When I mentioned this post to SuperGeek, on our way to do our duty at his company Xmas function, (OMG, watching Magic Danny just about gave me an embolism), he agreed on the following basis. Apart from the fact that it is no literary masterpiece (for which I thank goodness, because I don’t think I would be posting my own dodgy efforts if I thought that was a prerequisite for needing to tell a story), he felt that it was too much about the emotional aspects of Christian and Ana’s relationship and as a male that was not something he wanted to read.
When I asked him about the sex scenes he was also a little cold on them. Read more….

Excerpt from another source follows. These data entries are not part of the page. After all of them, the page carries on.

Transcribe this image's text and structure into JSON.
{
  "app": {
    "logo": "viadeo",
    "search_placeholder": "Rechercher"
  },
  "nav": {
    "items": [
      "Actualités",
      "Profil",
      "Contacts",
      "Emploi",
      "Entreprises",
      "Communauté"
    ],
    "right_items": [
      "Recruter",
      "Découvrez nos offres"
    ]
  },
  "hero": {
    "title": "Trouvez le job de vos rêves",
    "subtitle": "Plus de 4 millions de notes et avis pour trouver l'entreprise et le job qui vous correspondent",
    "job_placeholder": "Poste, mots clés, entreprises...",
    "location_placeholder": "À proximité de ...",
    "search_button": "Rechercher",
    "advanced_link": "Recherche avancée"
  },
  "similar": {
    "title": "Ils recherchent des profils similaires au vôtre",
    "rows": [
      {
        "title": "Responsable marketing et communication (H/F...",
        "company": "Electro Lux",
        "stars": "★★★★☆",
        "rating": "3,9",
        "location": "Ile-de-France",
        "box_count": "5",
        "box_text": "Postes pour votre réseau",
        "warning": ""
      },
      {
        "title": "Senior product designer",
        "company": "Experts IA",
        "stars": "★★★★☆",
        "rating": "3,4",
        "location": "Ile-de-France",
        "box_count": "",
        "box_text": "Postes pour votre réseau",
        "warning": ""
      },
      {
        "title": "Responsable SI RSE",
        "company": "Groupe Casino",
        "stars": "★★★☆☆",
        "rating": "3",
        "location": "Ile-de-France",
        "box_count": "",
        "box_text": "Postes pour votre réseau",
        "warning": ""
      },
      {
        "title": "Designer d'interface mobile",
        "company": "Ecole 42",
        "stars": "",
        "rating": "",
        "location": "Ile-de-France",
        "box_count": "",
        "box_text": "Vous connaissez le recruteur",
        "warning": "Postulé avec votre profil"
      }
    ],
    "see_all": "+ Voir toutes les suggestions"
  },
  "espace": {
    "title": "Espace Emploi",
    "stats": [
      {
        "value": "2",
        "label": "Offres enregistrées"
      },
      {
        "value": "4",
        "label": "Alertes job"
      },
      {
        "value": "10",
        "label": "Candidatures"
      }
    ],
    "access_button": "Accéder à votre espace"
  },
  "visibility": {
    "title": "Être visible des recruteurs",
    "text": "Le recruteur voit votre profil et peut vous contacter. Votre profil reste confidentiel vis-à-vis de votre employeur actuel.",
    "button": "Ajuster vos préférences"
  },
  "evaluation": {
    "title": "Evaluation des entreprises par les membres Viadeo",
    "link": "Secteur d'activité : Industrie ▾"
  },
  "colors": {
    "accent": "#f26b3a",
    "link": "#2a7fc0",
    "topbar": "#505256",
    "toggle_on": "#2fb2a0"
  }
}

Ahh but Jason and I reacted in much the same way but different too. I didn’t love the book but I got it at the same time. He didn’t get it at all. As he and I read it at the same time, part of it was he was really distracted during reading it… well so was I but I am a woman. I can’t multitask. 😉
Mmm…multitasking has taken on a whole new meaning for me and I may have to be careful. I can now watch tv, talk to SuperGeek, answer inane queries about the location of sports gear from Mini Me or Slug Boy and write FSoG fanfic at the same time. I am not sure that it is healthy or a catalyst for good literature. Perhaps this is what EL James was like when she was writing FSoG. 🙂

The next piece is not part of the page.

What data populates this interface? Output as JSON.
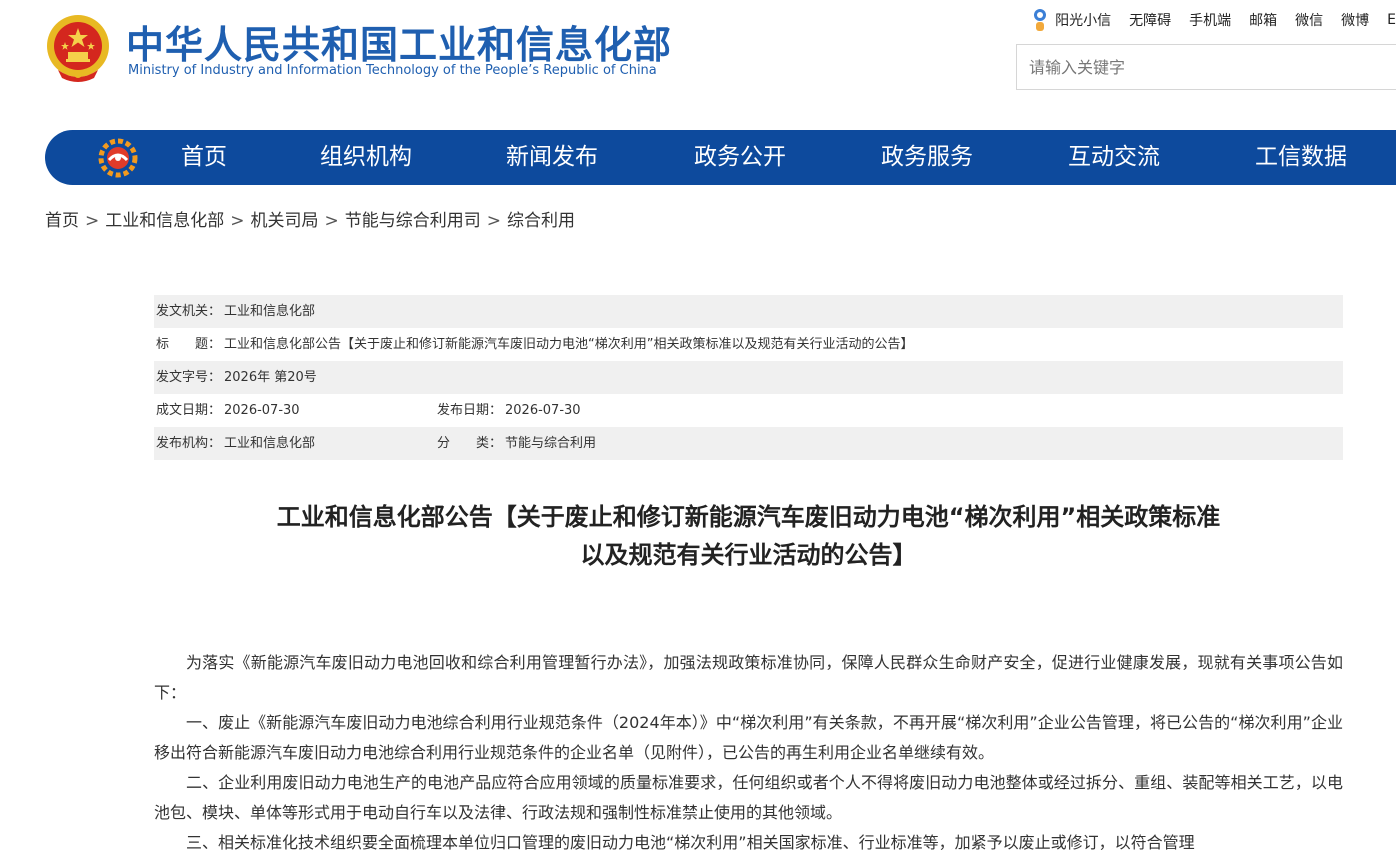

I don’t feel it’s accurate to say I “didn’t get it at all.” I can understand the appeal to the target audience. To some extent, I can concede the possibility of men being intimidated by both the sexual prowess and perfection of Christian. In the larger view, we men suffer from the fictionalized worldview presented by romantic comedy films. Women (some, anyway) become intractably attached to the “I have one true love out there and he will do anything to have me and keep me” fantasy. Most men simply can’t live up to that ideal, but that doesn’t mean that they cannot offer a loving, committed, happy partnership for life with a woman who will accept that
… weird, the page refreshed and posted my reply before I was done. It feels oddly metaphorical in some way 😉 Anyway, the likes of EL James, Nicholas Sparks, and a dozen Hollywood directors in-between have preyed on women’s need to believe in this myth. Before you color me a cynic, Rebecca can tell you that I’m much more a hopeless romantic than hopeful pragmatist. All you need is to read my poetry.
I didn’t mean to take all this too personally, But you did take the time to write a lengthy post (essay, one could say) in response to my query, which I immensely appreciate and respect. Also, I was a literature major and psychology minor, so the points you make here are all quite thought-provoking to me and I will definitely re-read this in the morning when I am actually awake. 🙂
Jason, I would never call you a cynic, I don’t know you well enough yet. Any man who is prepared to blog about FSoG (and similar) gets my utmost respect and we hopeless romantics need to stick together. I have been married to SuperGeek for 20+ years, who is a cynical romantic – cynical about the fantasy, romantic in real life but with a healthy dose of humor thrown in. Perhaps the women who like the romantic fiction enjoy being preyed upon by Hollywood. As long as they keep it in perspective and realize that it is fiction and the reality can be so much better. Like I said at the beginning of the essay, I would never apply any of the comments in this post to ALL men. Try not to dwell – I think you probably get it better than most. Now, either I must get back to work and stop playing with my blog or I need go and read your poetry. Know which one I would rather do but essays don’t seem to mark themselves. 🙂